→ **Your objective**: Select from the records below every line that has the word "digitalWrite" in it.

→ **Source data**:
--- --- ---

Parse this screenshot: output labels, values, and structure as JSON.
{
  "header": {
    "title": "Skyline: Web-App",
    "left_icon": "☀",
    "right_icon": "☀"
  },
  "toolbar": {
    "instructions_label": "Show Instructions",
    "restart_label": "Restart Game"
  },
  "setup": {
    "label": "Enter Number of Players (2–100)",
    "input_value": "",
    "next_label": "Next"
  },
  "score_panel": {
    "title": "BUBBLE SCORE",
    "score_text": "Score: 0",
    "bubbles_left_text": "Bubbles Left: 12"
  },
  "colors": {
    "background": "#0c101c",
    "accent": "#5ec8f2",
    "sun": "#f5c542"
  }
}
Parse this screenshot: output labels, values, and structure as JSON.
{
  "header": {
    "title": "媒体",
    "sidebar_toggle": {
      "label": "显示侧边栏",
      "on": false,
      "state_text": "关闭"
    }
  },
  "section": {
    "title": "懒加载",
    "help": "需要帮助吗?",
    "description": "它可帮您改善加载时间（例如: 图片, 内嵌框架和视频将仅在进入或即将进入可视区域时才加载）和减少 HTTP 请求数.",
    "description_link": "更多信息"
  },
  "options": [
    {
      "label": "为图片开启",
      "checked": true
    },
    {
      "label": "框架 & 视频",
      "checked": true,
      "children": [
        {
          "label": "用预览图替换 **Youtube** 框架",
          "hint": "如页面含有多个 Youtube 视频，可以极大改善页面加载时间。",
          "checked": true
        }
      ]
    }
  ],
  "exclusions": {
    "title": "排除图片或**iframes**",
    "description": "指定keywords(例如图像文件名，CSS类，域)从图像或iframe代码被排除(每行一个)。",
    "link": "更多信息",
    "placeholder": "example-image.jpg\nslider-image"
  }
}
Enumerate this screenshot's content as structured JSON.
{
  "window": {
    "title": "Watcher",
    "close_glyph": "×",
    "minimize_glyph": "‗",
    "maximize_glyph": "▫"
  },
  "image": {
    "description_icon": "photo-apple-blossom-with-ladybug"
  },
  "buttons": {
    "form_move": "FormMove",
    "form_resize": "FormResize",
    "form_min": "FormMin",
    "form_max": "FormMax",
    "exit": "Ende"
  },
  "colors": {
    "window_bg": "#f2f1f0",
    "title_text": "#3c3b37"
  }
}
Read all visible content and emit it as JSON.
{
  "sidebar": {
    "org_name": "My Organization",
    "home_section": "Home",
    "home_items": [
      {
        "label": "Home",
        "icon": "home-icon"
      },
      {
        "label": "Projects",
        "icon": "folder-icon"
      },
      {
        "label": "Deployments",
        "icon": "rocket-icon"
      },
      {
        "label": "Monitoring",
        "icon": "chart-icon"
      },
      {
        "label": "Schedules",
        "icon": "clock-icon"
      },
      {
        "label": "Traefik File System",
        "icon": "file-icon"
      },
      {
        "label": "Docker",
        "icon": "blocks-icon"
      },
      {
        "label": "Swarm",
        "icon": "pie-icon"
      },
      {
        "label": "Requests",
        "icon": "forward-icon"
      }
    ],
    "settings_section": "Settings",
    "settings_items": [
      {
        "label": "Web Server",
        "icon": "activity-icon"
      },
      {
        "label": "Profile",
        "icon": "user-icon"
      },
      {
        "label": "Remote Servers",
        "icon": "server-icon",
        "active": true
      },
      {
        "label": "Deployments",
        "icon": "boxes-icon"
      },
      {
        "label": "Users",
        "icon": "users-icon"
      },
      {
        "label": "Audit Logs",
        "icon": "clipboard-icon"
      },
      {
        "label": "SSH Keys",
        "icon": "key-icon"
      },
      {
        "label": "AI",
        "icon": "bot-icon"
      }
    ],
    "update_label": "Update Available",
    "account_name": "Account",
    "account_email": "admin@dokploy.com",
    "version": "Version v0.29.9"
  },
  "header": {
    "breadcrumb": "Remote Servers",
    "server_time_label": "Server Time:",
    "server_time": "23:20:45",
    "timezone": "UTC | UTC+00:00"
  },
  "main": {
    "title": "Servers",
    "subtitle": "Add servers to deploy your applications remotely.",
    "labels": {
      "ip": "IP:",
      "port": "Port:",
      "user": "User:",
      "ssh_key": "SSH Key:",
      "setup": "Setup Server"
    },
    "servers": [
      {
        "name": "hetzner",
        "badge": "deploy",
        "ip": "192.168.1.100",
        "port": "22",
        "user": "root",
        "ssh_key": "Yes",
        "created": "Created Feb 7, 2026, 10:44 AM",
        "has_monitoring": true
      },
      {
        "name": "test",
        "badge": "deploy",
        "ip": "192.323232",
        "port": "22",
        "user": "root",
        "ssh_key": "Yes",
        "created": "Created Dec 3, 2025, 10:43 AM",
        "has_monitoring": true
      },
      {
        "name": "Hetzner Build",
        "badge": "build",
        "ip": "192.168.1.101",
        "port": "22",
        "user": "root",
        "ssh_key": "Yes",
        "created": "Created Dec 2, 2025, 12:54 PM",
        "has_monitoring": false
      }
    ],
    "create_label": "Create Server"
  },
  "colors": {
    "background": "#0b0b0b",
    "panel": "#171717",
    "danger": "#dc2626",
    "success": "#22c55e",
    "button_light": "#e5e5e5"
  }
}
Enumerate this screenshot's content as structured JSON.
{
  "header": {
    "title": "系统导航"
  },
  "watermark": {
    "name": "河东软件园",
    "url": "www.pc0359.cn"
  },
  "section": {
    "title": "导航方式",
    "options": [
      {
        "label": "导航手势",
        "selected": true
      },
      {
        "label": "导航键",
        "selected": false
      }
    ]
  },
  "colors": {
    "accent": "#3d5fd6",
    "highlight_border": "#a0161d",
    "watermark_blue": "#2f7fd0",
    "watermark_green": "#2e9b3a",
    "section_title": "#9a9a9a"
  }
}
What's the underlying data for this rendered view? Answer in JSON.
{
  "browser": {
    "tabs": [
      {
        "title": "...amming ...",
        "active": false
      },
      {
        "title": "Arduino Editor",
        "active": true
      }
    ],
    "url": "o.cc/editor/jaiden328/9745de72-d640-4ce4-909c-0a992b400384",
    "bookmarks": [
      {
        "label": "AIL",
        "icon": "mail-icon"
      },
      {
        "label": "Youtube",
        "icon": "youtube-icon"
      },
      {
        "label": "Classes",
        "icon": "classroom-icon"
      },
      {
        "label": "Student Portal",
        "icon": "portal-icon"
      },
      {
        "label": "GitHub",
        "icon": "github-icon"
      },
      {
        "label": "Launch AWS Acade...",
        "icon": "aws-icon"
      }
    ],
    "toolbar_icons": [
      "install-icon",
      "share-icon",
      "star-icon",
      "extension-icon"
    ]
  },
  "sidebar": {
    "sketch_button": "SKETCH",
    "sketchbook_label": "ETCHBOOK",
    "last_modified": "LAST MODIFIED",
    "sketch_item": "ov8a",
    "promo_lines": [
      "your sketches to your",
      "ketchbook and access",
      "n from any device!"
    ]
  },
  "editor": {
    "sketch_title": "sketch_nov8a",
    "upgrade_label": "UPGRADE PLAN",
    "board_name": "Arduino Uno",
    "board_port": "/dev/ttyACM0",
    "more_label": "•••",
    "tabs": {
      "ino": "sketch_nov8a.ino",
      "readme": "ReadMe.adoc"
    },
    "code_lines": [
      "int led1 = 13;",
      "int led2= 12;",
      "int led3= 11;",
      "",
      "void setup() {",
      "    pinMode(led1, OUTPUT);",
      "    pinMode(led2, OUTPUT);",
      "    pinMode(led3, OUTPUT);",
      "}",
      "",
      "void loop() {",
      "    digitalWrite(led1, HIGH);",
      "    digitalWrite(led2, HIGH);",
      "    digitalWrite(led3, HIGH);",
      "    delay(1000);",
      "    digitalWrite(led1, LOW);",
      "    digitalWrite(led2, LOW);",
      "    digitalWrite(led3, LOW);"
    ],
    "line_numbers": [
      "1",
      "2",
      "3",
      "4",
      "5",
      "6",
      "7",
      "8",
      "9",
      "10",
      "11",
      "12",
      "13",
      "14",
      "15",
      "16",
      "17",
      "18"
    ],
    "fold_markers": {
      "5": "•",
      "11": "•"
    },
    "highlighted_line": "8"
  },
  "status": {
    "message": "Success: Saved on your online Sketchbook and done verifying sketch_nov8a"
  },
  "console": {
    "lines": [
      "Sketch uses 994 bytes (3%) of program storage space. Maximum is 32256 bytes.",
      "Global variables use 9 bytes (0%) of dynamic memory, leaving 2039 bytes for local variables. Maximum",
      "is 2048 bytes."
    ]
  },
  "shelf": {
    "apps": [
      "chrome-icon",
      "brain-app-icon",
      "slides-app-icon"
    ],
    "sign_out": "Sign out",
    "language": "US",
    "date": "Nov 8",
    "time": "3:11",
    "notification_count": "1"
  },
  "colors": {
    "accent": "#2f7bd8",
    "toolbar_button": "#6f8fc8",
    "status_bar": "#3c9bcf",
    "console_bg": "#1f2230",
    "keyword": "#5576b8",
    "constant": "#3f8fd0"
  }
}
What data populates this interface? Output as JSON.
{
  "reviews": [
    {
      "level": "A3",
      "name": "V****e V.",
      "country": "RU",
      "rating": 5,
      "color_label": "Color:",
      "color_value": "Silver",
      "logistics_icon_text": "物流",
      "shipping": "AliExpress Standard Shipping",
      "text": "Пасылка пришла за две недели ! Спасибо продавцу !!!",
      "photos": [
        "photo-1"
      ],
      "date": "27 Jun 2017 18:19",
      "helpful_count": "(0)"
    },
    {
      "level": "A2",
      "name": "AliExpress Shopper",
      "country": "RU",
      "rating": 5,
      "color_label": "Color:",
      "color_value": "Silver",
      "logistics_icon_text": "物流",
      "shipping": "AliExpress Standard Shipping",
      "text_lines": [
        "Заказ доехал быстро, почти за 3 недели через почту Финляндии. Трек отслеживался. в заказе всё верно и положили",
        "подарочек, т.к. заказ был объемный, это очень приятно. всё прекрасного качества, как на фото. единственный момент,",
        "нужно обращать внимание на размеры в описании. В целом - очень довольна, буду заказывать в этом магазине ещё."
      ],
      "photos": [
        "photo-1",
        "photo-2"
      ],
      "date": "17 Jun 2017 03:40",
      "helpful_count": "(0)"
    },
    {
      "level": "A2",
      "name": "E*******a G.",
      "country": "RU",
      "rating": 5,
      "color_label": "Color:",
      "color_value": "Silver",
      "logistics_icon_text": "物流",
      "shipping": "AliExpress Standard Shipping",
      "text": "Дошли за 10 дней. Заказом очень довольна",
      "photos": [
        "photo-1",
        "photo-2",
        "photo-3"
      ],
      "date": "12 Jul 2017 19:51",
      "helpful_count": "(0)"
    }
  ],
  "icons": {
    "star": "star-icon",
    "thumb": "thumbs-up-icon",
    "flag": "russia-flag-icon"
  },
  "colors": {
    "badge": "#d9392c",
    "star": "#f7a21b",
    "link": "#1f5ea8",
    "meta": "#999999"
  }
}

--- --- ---

→ **Result of the task**:
      "    digitalWrite(led1, HIGH);",
      "    digitalWrite(led2, HIGH);",
      "    digitalWrite(led3, HIGH);",
      "    digitalWrite(led1, LOW);",
      "    digitalWrite(led2, LOW);",
      "    digitalWrite(led3, LOW);"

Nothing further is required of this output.